The cost of doing business with trucking apps is more pronounced in short-haul trucking than Junction and Southern Cos do. Shorter trips with fares in the hundreds of dollars lose their profits due to administrative costs faster than long-distance charges that generate thousands.
But those companies feel it, too, according to Tommy Barnes, an adviser to cargo technology startups and chief revenue officer at transportation software startup MyCarrier.
“The economies of scale are a little bit different, but there’s still a lot of administration,” he said.
And drivers who must use several different apps to record their own movements feel it the most.
“I feel bad for a lot of the pilots in space,” Barnes said. “Most of the people who are building these apps haven’t walked or driven a mile in their shoes. The app is a hassle.”
Industry leaders see some solutions. The first is to create more passive opportunities to exchange data. The trucks are equipped with telematics systems that could do much of this work, according to Barnes. But it would require massive industry coordination and a healthy dose of technology adoption by operators.

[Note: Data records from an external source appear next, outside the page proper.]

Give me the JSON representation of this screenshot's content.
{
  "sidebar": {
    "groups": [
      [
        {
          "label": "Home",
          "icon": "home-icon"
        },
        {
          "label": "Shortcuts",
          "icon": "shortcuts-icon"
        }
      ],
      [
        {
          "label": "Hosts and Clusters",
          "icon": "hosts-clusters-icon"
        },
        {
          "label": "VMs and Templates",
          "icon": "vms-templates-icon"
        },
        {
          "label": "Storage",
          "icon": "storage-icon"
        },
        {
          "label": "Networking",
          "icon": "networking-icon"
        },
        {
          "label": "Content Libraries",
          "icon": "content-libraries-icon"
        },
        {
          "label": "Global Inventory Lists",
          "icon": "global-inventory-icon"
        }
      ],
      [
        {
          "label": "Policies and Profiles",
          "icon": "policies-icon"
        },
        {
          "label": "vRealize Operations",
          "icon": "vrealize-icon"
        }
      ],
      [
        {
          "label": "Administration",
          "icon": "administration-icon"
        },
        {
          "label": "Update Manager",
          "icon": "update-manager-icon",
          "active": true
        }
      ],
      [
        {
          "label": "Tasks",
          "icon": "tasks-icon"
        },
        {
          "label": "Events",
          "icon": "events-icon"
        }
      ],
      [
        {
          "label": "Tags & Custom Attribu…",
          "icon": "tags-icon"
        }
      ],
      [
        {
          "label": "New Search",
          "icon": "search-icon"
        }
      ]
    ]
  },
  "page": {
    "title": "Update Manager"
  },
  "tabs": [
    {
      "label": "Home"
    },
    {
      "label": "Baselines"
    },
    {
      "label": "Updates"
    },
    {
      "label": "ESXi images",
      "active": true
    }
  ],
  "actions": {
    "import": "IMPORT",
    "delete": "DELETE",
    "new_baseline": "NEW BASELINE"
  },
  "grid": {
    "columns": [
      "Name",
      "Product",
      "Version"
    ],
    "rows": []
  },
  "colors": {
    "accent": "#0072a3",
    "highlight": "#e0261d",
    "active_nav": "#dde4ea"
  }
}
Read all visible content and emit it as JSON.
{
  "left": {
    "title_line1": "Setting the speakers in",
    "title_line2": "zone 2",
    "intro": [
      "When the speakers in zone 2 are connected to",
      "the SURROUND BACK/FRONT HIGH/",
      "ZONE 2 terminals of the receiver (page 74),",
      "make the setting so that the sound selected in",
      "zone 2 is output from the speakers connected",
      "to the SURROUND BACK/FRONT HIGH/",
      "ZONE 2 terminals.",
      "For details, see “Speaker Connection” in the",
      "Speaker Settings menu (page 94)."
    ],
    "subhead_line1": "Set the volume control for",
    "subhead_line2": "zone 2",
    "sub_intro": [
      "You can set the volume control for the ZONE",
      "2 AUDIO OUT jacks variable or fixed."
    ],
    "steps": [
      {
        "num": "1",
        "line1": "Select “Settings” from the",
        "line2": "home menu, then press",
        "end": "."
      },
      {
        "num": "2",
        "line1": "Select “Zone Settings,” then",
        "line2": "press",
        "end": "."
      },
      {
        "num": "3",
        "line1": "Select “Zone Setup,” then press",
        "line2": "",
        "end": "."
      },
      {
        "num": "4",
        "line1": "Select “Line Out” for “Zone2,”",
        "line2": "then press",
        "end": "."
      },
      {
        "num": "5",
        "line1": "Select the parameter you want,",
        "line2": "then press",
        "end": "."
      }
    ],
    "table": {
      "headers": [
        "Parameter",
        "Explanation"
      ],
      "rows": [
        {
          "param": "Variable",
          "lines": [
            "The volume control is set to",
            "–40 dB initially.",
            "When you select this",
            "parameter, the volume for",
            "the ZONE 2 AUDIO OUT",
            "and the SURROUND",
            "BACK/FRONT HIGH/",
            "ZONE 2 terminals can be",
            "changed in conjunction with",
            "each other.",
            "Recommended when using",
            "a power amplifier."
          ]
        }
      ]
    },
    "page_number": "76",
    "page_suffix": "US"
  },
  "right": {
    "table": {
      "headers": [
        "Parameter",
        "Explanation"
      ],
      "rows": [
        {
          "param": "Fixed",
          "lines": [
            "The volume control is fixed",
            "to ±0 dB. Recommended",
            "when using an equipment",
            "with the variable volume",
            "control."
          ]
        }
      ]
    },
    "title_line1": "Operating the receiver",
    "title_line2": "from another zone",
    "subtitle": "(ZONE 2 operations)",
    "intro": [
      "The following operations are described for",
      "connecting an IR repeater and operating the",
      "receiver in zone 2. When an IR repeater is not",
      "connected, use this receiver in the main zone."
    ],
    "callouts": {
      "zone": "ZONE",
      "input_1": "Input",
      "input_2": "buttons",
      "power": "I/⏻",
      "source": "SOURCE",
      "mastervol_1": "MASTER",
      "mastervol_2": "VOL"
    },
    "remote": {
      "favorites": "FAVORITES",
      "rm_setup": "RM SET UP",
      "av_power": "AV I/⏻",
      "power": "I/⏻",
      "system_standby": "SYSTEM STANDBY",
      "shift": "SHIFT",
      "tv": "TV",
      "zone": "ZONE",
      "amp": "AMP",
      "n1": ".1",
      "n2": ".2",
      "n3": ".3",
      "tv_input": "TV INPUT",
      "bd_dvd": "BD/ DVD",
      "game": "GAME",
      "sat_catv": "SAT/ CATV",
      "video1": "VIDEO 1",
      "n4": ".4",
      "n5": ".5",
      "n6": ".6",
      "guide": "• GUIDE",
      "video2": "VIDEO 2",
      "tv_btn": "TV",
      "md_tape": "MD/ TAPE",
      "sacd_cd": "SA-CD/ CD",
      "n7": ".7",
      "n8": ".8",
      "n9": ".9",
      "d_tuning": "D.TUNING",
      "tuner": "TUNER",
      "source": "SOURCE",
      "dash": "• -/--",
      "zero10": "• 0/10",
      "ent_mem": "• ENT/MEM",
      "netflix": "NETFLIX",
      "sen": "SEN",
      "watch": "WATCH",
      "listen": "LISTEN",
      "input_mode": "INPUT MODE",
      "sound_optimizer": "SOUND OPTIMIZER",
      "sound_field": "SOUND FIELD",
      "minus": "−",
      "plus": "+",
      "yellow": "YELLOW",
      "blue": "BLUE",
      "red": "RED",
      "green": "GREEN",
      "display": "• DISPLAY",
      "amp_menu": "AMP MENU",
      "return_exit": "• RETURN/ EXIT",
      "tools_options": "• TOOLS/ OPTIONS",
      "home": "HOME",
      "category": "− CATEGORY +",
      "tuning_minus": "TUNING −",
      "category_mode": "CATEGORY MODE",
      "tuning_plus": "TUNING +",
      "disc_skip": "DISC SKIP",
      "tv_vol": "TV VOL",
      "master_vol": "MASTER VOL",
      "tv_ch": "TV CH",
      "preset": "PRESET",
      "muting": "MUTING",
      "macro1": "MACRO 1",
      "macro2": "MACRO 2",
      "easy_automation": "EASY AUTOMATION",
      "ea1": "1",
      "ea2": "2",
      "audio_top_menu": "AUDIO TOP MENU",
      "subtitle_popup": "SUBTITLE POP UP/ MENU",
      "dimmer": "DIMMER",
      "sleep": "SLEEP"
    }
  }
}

Shoaib Makani, CEO of Motive, which makes telematics and fleet management tools, said digital brokerage startups were ripe for aggregation or even consolidation, as airlines have seen with Expedia and Kayak.
But perhaps a more achievable tactic in the short term is for tech companies to put more energy into making it easier for trucking companies to work with them. LaBar said meeting trucking companies where they are has been a successful strategy at Cargomatic.
“We have companies that we do all their appointments for,” he said.
If tech companies don’t make that kind of effort, the result could be that more operators, like Weiland and Torres, simply say no.
“If they need you to cover the load, and I have the truck power, but I’m not going to run the system, they’ll get the load and figure it out for themselves,” Weiland said.
As technology infiltrates more aspects of the industry, the proliferation of platforms will only get worse, Barnes said. And if the trucking industry heads off ramp from a two-year boom, it’s time to take solutions up a notch.